Prompt
Word for word, print all of the lines below.

[Opening The data section]

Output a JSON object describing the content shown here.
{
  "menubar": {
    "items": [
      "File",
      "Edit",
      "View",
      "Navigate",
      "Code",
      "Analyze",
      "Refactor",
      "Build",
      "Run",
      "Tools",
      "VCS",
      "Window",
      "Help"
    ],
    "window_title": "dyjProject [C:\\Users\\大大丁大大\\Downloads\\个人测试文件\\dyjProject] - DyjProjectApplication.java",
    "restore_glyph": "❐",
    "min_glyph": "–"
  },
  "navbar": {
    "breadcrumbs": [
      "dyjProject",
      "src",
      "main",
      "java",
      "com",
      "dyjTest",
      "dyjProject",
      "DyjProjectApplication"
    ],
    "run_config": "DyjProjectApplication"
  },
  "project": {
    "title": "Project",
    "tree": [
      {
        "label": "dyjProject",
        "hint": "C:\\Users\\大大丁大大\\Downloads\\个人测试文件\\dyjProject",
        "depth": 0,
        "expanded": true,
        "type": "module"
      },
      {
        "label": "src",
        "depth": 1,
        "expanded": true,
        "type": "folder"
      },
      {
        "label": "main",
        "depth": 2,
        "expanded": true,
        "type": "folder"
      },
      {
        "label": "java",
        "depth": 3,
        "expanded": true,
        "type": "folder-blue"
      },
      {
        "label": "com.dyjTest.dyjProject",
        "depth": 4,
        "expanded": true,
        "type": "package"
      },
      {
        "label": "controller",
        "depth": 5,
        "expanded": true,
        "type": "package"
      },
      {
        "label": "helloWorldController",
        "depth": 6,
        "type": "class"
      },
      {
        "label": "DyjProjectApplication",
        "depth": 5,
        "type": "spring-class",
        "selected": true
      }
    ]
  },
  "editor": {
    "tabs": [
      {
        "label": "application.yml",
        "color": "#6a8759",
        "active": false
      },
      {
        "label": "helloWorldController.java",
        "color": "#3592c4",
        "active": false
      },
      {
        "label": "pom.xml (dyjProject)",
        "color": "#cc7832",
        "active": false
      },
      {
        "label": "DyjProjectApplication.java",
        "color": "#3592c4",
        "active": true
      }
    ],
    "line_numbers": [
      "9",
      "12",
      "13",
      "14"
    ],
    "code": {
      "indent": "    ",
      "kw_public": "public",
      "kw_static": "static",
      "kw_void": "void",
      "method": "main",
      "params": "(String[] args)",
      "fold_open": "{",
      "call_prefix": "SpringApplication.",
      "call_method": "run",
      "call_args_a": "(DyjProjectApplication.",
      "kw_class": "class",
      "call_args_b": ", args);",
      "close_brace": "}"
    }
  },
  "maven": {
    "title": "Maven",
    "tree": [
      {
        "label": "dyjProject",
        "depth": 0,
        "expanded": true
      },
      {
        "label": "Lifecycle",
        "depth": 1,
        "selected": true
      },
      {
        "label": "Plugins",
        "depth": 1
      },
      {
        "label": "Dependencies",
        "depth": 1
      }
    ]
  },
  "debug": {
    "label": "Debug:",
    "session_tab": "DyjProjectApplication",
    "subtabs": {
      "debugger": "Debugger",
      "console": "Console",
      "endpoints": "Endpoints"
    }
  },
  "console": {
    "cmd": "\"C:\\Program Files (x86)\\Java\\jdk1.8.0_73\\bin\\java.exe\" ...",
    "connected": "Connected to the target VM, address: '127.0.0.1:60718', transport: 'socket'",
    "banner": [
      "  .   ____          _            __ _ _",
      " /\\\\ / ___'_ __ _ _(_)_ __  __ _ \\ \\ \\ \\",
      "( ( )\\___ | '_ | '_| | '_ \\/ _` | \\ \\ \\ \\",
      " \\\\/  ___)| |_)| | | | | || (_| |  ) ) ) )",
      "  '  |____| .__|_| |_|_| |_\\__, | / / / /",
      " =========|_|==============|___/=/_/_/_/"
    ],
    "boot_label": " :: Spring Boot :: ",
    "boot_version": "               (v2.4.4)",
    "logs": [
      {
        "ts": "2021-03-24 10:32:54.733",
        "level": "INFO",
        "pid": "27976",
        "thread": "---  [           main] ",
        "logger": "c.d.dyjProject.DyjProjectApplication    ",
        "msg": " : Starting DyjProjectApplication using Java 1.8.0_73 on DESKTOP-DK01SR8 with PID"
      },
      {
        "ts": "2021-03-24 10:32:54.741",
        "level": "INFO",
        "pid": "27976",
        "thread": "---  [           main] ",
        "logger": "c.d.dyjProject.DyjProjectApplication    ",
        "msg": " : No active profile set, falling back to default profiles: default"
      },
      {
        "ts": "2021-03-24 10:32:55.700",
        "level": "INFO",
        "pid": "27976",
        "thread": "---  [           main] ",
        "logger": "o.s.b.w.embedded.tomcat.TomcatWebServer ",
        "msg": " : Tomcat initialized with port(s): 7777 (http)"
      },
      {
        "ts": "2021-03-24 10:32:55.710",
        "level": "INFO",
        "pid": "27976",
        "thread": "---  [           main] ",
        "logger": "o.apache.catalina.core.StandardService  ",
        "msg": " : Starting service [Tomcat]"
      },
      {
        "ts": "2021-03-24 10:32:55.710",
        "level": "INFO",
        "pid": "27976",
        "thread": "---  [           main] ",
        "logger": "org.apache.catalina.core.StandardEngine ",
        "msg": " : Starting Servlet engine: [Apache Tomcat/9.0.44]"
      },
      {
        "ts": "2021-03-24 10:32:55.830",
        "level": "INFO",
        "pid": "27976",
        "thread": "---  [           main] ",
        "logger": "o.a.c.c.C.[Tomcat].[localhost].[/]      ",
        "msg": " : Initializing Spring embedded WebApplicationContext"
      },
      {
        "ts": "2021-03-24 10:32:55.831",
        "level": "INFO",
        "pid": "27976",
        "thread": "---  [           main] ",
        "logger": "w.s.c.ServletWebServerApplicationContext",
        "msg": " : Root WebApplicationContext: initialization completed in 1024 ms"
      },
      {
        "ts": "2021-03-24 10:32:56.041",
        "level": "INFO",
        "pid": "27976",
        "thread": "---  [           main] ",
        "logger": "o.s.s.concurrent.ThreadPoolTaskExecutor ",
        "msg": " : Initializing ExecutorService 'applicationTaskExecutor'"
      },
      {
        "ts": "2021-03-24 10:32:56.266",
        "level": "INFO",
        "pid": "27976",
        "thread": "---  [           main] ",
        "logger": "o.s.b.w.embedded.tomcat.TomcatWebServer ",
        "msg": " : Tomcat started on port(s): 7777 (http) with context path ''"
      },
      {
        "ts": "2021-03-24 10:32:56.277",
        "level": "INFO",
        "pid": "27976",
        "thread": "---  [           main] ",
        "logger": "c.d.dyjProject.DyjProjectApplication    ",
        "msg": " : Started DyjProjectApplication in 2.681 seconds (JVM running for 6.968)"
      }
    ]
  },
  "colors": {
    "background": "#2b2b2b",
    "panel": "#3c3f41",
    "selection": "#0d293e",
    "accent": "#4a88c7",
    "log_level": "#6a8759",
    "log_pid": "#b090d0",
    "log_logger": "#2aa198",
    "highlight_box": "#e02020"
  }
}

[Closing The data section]

Response to the task
Output a JSON object describing the content shown here.
{
  "menubar": {
    "items": [
      "File",
      "Edit",
      "View",
      "Navigate",
      "Code",
      "Analyze",
      "Refactor",
      "Build",
      "Run",
      "Tools",
      "VCS",
      "Window",
      "Help"
    ],
    "window_title": "dyjProject [C:\\Users\\大大丁大大\\Downloads\\个人测试文件\\dyjProject] - DyjProjectApplication.java",
    "restore_glyph": "❐",
    "min_glyph": "–"
  },
  "navbar": {
    "breadcrumbs": [
      "dyjProject",
      "src",
      "main",
      "java",
      "com",
      "dyjTest",
      "dyjProject",
      "DyjProjectApplication"
    ],
    "run_config": "DyjProjectApplication"
  },
  "project": {
    "title": "Project",
    "tree": [
      {
        "label": "dyjProject",
        "hint": "C:\\Users\\大大丁大大\\Downloads\\个人测试文件\\dyjProject",
        "depth": 0,
        "expanded": true,
        "type": "module"
      },
      {
        "label": "src",
        "depth": 1,
        "expanded": true,
        "type": "folder"
      },
      {
        "label": "main",
        "depth": 2,
        "expanded": true,
        "type": "folder"
      },
      {
        "label": "java",
        "depth": 3,
        "expanded": true,
        "type": "folder-blue"
      },
      {
        "label": "com.dyjTest.dyjProject",
        "depth": 4,
        "expanded": true,
        "type": "package"
      },
      {
        "label": "controller",
        "depth": 5,
        "expanded": true,
        "type": "package"
      },
      {
        "label": "helloWorldController",
        "depth": 6,
        "type": "class"
      },
      {
        "label": "DyjProjectApplication",
        "depth": 5,
        "type": "spring-class",
        "selected": true
      }
    ]
  },
  "editor": {
    "tabs": [
      {
        "label": "application.yml",
        "color": "#6a8759",
        "active": false
      },
      {
        "label": "helloWorldController.java",
        "color": "#3592c4",
        "active": false
      },
      {
        "label": "pom.xml (dyjProject)",
        "color": "#cc7832",
        "active": false
      },
      {
        "label": "DyjProjectApplication.java",
        "color": "#3592c4",
        "active": true
      }
    ],
    "line_numbers": [
      "9",
      "12",
      "13",
      "14"
    ],
    "code": {
      "indent": "    ",
      "kw_public": "public",
      "kw_static": "static",
      "kw_void": "void",
      "method": "main",
      "params": "(String[] args)",
      "fold_open": "{",
      "call_prefix": "SpringApplication.",
      "call_method": "run",
      "call_args_a": "(DyjProjectApplication.",
      "kw_class": "class",
      "call_args_b": ", args);",
      "close_brace": "}"
    }
  },
  "maven": {
    "title": "Maven",
    "tree": [
      {
        "label": "dyjProject",
        "depth": 0,
        "expanded": true
      },
      {
        "label": "Lifecycle",
        "depth": 1,
        "selected": true
      },
      {
        "label": "Plugins",
        "depth": 1
      },
      {
        "label": "Dependencies",
        "depth": 1
      }
    ]
  },
  "debug": {
    "label": "Debug:",
    "session_tab": "DyjProjectApplication",
    "subtabs": {
      "debugger": "Debugger",
      "console": "Console",
      "endpoints": "Endpoints"
    }
  },
  "console": {
    "cmd": "\"C:\\Program Files (x86)\\Java\\jdk1.8.0_73\\bin\\java.exe\" ...",
    "connected": "Connected to the target VM, address: '127.0.0.1:60718', transport: 'socket'",
    "banner": [
      "  .   ____          _            __ _ _",
      " /\\\\ / ___'_ __ _ _(_)_ __  __ _ \\ \\ \\ \\",
      "( ( )\\___ | '_ | '_| | '_ \\/ _` | \\ \\ \\ \\",
      " \\\\/  ___)| |_)| | | | | || (_| |  ) ) ) )",
      "  '  |____| .__|_| |_|_| |_\\__, | / / / /",
      " =========|_|==============|___/=/_/_/_/"
    ],
    "boot_label": " :: Spring Boot :: ",
    "boot_version": "               (v2.4.4)",
    "logs": [
      {
        "ts": "2021-03-24 10:32:54.733",
        "level": "INFO",
        "pid": "27976",
        "thread": "---  [           main] ",
        "logger": "c.d.dyjProject.DyjProjectApplication    ",
        "msg": " : Starting DyjProjectApplication using Java 1.8.0_73 on DESKTOP-DK01SR8 with PID"
      },
      {
        "ts": "2021-03-24 10:32:54.741",
        "level": "INFO",
        "pid": "27976",
        "thread": "---  [           main] ",
        "logger": "c.d.dyjProject.DyjProjectApplication    ",
        "msg": " : No active profile set, falling back to default profiles: default"
      },
      {
        "ts": "2021-03-24 10:32:55.700",
        "level": "INFO",
        "pid": "27976",
        "thread": "---  [           main] ",
        "logger": "o.s.b.w.embedded.tomcat.TomcatWebServer ",
        "msg": " : Tomcat initialized with port(s): 7777 (http)"
      },
      {
        "ts": "2021-03-24 10:32:55.710",
        "level": "INFO",
        "pid": "27976",
        "thread": "---  [           main] ",
        "logger": "o.apache.catalina.core.StandardService  ",
        "msg": " : Starting service [Tomcat]"
      },
      {
        "ts": "2021-03-24 10:32:55.710",
        "level": "INFO",
        "pid": "27976",
        "thread": "---  [           main] ",
        "logger": "org.apache.catalina.core.StandardEngine ",
        "msg": " : Starting Servlet engine: [Apache Tomcat/9.0.44]"
      },
      {
        "ts": "2021-03-24 10:32:55.830",
        "level": "INFO",
        "pid": "27976",
        "thread": "---  [           main] ",
        "logger": "o.a.c.c.C.[Tomcat].[localhost].[/]      ",
        "msg": " : Initializing Spring embedded WebApplicationContext"
      },
      {
        "ts": "2021-03-24 10:32:55.831",
        "level": "INFO",
        "pid": "27976",
        "thread": "---  [           main] ",
        "logger": "w.s.c.ServletWebServerApplicationContext",
        "msg": " : Root WebApplicationContext: initialization completed in 1024 ms"
      },
      {
        "ts": "2021-03-24 10:32:56.041",
        "level": "INFO",
        "pid": "27976",
        "thread": "---  [           main] ",
        "logger": "o.s.s.concurrent.ThreadPoolTaskExecutor ",
        "msg": " : Initializing ExecutorService 'applicationTaskExecutor'"
      },
      {
        "ts": "2021-03-24 10:32:56.266",
        "level": "INFO",
        "pid": "27976",
        "thread": "---  [           main] ",
        "logger": "o.s.b.w.embedded.tomcat.TomcatWebServer ",
        "msg": " : Tomcat started on port(s): 7777 (http) with context path ''"
      },
      {
        "ts": "2021-03-24 10:32:56.277",
        "level": "INFO",
        "pid": "27976",
        "thread": "---  [           main] ",
        "logger": "c.d.dyjProject.DyjProjectApplication    ",
        "msg": " : Started DyjProjectApplication in 2.681 seconds (JVM running for 6.968)"
      }
    ]
  },
  "colors": {
    "background": "#2b2b2b",
    "panel": "#3c3f41",
    "selection": "#0d293e",
    "accent": "#4a88c7",
    "log_level": "#6a8759",
    "log_pid": "#b090d0",
    "log_logger": "#2aa198",
    "highlight_box": "#e02020"
  }
}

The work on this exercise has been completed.